We left camp at 8am, for the 50km drive into Port Lincoln.

After dropping Truck at the service centre, we had to fill in four hours, wandering around the town.  We did some shop browsing. Bought a new telephone handset and a cordless extension to match – at least we will be sure of having a phone when we get home.

John bought a new Harry Potter book.

We had lunch early – more to rest our feet than because we were really hungry.

Then did some supermarket shopping – not much, just what we could carry.

Truck was ready at 1pm.

We then drove around to have a more extended look at the town, which is clearly growing and seems very attractive. Drove out to the new-ish Marina Cove development – very upmarket!

We found a wholesale fish shop and bought some whiting.

Tea was hamburgers. Some of the magpies that regularly visit the van, begging, scored some mince, this time.

12-10-2000 visitors.jpg

Maybe if we sing, there will be supper?

V phoned. They have bought twenty acres near Bendigo, with house. No power or water laid on, but there is a pet donkey! Obviously, she was thrilled.

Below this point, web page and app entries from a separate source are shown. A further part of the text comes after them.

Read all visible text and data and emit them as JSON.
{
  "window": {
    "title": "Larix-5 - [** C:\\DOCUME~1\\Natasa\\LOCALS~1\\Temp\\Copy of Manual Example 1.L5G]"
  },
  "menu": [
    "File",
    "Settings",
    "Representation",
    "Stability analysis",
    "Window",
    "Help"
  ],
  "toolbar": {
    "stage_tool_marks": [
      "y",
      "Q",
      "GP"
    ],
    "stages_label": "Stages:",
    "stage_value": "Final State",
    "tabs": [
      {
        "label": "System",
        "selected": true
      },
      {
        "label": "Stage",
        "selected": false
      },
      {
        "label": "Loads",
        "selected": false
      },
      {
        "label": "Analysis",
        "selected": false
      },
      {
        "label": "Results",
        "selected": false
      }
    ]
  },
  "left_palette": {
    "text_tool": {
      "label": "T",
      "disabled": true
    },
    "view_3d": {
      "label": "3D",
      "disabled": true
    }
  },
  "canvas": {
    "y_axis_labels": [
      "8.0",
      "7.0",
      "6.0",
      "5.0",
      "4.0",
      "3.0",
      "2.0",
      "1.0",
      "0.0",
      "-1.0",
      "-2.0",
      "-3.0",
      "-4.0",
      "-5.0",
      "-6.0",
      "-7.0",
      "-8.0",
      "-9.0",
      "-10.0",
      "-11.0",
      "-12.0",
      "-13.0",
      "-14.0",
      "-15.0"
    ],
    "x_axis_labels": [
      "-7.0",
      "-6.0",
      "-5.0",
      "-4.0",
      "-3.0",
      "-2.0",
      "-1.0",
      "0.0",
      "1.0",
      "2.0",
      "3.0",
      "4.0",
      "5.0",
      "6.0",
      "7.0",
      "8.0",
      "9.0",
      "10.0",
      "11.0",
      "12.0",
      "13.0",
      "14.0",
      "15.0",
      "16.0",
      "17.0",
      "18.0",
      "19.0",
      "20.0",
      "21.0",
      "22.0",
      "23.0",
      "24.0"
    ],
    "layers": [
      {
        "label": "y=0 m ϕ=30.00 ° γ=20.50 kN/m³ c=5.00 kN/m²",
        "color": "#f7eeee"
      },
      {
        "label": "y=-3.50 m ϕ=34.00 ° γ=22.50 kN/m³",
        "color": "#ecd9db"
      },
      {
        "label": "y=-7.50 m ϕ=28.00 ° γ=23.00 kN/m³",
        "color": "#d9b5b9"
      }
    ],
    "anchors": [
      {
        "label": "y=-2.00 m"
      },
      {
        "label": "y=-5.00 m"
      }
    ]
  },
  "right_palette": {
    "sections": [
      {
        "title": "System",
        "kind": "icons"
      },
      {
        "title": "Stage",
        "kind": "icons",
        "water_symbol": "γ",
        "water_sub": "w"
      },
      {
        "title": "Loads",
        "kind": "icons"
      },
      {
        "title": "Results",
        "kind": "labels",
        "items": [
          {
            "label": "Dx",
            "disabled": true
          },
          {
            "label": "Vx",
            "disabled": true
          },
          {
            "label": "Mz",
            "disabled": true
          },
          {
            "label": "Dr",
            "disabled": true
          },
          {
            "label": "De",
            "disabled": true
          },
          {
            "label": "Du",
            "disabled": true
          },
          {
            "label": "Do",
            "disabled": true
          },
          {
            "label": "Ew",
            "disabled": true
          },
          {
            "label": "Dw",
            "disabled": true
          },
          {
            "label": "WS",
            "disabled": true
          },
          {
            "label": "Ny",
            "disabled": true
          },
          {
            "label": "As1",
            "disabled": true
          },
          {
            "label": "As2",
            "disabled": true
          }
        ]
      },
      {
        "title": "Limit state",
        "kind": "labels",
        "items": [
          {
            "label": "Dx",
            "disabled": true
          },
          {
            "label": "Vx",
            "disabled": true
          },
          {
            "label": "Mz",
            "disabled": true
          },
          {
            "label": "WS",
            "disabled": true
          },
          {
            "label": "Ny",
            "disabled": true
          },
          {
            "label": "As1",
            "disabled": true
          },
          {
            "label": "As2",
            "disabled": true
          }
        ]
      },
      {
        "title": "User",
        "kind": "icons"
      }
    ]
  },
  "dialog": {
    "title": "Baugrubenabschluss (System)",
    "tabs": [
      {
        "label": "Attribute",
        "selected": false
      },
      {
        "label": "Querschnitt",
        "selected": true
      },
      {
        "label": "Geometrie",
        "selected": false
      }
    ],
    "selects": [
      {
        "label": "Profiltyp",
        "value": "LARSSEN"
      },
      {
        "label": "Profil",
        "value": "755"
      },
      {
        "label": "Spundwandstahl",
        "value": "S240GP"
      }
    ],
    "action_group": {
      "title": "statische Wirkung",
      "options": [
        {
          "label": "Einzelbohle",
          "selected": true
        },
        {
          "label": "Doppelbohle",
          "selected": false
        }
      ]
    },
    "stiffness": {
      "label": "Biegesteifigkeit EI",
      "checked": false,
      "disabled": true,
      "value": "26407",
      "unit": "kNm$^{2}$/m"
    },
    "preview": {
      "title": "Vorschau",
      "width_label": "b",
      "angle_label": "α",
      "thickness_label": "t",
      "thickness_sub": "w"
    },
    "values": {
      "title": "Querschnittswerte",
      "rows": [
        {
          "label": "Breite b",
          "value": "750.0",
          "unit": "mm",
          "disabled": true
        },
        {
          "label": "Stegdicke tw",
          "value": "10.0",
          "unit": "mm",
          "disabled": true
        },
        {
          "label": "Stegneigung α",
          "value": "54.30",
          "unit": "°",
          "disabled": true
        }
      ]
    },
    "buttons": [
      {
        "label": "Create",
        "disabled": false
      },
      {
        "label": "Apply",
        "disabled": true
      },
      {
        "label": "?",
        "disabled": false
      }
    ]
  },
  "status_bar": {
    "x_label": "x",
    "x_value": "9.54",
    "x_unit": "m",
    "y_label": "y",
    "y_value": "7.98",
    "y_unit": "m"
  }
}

Tomorrow should be our last day here, but it is so pleasant that we decided to extend for another three days. That really has to be the limit.